According to evidence from the National Income Dynamics Study (NIDS)- Coronavirus Rapid Mobile Survey (CRAM) Wave 1, the Stats SA food poverty line per person is approximately R578 a month, and the CSG would not have covered this amount before the top–up.
The survey, focusing mainly on that one-third of households fully dependent on grants and calculating the grant income they would qualify for, found that 87% of children would have been in poverty before the top ups were introduced.
“The top-ups were indeed much larger than the loss of school meals, but the lockdown took away the certainty of a nutritious meal a day on school days,” NIDS-CRAM wave 1.
Not all learners at JB Matabane secondary school qualify for the CSG. Lawrence Makana who is also a learner member Equal Education says “not all learners are South African citizens some of these learners are at school using permits, meaning they are foreigners. This means they don’t qualify for the social grant.”
The NIDS-CRAM in its recommendation for school meals, recommends that school feeding be extended to provide meals for the weekend during the pandemic. This provision would allow learners to eat during weekends or public holidays when the feeding scheme does not operate.
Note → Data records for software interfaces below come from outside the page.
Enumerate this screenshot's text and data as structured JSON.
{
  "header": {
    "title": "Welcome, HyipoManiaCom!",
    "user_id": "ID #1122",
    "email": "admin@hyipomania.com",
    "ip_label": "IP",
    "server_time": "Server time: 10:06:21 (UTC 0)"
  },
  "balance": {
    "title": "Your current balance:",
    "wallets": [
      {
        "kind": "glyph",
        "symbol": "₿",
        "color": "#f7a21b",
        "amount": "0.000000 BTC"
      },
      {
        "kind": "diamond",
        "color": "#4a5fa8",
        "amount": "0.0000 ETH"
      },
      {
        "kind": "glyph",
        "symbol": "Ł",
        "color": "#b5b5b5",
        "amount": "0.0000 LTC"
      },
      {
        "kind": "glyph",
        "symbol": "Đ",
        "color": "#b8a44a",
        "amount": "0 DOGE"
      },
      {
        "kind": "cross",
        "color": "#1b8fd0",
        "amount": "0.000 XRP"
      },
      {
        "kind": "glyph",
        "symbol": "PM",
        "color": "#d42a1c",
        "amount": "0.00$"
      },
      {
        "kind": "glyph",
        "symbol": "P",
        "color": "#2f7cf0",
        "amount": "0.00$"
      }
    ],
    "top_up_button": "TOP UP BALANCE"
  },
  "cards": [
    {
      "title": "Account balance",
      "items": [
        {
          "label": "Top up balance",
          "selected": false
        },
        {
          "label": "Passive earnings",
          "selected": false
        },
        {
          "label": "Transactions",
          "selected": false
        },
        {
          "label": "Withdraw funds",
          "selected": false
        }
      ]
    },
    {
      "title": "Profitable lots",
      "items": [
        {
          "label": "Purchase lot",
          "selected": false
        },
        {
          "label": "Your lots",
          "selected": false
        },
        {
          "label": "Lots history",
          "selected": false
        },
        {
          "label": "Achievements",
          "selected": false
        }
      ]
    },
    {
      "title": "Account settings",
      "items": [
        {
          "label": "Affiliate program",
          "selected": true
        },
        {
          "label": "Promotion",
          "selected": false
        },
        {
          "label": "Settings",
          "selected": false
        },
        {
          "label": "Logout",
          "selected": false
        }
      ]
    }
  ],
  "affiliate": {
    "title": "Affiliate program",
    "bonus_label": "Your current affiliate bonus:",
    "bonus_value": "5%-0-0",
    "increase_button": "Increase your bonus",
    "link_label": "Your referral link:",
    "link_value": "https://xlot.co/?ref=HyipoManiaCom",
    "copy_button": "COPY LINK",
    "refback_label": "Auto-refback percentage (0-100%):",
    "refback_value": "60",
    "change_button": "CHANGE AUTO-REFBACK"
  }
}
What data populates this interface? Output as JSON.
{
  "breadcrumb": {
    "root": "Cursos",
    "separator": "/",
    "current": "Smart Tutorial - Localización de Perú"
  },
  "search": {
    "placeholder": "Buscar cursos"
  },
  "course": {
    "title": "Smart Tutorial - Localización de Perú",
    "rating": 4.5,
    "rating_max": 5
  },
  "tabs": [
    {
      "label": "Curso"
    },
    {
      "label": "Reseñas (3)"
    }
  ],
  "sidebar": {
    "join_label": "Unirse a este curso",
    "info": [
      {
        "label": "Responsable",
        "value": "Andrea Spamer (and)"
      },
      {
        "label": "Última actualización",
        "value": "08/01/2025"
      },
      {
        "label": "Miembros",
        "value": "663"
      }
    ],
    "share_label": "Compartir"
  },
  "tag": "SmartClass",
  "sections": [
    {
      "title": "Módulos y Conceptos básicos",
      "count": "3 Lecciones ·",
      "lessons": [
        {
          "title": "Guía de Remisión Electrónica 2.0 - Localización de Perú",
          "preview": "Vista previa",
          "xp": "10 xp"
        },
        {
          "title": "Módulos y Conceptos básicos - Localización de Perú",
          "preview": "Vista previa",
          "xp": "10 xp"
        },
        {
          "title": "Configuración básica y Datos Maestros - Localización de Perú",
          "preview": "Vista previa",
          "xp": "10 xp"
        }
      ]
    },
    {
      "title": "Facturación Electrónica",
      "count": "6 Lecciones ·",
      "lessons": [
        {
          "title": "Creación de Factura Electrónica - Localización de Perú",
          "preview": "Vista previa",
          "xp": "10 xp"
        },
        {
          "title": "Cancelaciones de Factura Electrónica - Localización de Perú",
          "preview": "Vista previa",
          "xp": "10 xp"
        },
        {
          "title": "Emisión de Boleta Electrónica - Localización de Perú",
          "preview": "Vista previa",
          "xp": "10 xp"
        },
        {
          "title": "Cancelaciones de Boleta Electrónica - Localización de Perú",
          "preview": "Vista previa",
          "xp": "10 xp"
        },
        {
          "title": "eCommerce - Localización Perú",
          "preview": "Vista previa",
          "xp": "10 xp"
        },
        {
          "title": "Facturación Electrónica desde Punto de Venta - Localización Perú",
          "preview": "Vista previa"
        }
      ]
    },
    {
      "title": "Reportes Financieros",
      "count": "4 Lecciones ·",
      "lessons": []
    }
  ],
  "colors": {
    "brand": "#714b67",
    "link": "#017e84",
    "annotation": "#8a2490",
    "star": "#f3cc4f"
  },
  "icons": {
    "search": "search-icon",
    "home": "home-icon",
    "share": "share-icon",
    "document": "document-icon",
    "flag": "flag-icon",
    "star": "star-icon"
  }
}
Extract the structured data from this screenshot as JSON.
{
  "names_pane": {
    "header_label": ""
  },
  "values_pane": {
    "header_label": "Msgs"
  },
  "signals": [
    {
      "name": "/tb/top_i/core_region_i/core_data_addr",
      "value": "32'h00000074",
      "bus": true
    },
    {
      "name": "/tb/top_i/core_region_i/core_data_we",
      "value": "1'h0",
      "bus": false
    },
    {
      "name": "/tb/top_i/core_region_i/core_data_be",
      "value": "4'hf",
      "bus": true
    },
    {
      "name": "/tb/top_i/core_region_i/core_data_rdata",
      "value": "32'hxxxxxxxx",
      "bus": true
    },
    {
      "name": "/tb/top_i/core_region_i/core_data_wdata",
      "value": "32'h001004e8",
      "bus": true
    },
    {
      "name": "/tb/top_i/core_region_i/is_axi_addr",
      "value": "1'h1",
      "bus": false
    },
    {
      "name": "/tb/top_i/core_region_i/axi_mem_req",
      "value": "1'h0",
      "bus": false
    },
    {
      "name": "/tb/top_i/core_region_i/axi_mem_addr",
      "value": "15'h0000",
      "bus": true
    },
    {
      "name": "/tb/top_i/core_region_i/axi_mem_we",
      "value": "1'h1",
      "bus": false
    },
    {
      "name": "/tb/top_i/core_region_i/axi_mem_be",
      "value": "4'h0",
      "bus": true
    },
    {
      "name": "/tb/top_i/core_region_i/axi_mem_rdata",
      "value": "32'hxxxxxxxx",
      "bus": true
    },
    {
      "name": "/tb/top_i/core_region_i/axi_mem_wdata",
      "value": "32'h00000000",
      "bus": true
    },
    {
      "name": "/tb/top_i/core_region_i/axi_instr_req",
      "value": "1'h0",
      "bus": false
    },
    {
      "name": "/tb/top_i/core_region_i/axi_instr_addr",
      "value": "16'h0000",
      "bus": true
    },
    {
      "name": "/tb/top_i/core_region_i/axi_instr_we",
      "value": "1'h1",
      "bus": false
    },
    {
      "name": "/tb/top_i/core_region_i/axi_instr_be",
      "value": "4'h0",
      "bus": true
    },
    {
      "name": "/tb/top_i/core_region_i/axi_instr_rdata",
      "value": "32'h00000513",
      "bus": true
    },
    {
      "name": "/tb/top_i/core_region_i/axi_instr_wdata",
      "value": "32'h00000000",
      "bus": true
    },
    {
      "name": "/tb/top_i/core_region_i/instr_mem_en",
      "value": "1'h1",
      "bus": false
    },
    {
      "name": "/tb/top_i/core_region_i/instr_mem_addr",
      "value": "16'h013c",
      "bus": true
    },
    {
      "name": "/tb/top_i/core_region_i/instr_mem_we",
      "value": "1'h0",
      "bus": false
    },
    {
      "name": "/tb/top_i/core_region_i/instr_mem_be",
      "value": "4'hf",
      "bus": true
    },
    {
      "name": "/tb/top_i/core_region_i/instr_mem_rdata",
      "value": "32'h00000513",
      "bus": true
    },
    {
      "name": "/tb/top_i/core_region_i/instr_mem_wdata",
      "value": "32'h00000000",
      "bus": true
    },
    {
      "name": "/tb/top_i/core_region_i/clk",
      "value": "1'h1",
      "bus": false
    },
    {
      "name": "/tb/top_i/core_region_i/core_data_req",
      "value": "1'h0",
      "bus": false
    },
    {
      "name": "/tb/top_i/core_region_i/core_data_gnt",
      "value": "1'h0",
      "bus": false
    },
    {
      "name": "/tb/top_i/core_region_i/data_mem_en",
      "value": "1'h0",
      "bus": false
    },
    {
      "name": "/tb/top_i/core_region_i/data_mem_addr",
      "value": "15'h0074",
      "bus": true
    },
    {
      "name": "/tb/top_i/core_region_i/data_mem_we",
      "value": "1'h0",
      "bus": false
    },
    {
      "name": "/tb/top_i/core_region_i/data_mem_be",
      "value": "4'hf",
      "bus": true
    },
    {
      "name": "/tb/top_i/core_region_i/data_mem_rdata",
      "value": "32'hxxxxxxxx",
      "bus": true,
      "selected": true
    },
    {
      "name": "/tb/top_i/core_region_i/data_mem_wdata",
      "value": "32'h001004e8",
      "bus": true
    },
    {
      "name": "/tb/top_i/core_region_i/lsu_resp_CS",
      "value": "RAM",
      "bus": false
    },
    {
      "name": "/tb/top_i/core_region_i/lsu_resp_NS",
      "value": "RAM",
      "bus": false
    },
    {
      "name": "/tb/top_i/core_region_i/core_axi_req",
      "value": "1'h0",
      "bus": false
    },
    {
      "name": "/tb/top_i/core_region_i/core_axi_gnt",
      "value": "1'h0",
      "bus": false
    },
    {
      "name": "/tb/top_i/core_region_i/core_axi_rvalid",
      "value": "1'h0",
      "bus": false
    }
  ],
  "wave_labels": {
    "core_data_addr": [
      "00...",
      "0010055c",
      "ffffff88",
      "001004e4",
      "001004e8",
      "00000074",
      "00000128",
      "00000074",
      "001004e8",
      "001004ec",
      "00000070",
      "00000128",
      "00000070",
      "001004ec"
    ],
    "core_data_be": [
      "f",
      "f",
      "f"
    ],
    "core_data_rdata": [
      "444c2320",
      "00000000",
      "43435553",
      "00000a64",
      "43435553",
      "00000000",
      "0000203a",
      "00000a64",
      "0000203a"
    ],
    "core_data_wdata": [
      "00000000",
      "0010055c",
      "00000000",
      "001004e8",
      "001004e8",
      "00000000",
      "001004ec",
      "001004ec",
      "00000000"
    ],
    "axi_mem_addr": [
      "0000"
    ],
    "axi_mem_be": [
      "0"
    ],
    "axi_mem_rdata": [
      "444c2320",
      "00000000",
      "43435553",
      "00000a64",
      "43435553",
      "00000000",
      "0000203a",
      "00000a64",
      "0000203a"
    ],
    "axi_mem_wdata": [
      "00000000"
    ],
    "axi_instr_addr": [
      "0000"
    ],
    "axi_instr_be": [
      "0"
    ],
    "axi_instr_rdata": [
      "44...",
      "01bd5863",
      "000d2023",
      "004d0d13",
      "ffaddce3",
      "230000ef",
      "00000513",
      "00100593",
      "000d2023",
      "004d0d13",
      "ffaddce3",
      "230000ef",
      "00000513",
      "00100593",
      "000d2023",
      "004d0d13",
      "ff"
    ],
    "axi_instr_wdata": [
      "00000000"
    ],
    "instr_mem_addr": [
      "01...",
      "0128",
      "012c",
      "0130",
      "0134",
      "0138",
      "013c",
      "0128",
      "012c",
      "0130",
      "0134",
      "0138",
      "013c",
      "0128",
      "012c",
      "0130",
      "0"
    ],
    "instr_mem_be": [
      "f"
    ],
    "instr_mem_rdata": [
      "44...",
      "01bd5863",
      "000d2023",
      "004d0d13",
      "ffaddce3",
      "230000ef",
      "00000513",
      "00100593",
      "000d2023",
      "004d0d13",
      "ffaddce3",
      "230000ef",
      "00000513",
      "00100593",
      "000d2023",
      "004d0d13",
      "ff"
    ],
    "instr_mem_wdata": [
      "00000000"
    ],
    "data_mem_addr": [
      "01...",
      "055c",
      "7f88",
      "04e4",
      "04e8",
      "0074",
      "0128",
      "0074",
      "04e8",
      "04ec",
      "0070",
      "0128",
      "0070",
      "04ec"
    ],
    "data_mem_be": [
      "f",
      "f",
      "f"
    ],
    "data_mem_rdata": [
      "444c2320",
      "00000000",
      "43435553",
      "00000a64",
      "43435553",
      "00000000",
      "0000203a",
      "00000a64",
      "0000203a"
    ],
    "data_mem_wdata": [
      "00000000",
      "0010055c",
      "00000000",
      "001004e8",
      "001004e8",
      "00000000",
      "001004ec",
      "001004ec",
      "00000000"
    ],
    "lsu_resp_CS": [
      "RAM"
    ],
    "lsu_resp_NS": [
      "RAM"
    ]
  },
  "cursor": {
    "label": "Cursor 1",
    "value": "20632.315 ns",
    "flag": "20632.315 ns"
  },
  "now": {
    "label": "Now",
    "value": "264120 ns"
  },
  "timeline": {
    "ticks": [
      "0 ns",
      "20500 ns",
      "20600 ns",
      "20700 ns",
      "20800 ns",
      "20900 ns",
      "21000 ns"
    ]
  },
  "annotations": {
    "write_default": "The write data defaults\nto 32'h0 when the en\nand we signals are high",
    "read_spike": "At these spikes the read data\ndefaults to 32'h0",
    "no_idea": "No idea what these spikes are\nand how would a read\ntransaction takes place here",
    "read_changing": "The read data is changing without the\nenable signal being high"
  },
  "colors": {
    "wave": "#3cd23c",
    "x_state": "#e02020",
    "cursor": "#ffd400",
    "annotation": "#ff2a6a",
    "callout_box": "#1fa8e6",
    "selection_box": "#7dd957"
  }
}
This is not something the department has not considered. “The only challenge [the DBE] has, and it’s been spoken about for [approximately] five years, is that now we are feeding the learners Monday to Friday, and some of these learners are from child–headed families that do not have food on weekends. The department is looking at means of augmenting meals on weekends with the DSD on how we can help, but currently meals end on weekdays,” says Lehlonolo Magqoki, as he eats his breakfast cereal.
According to a court–ordered departmental report, the covid-19 pandemic has prompted the provincial department of Gauteng to change its standard operating procedures in respect of NSNP to prevent and manage the spread of the virus in schools, while providing learners with meals.
FEATURED IMAGE: The suspension of the school nutrition programme in March, left over nine million South African learners deprived of having an opportunity to access food. Photo: Khuleko Siwele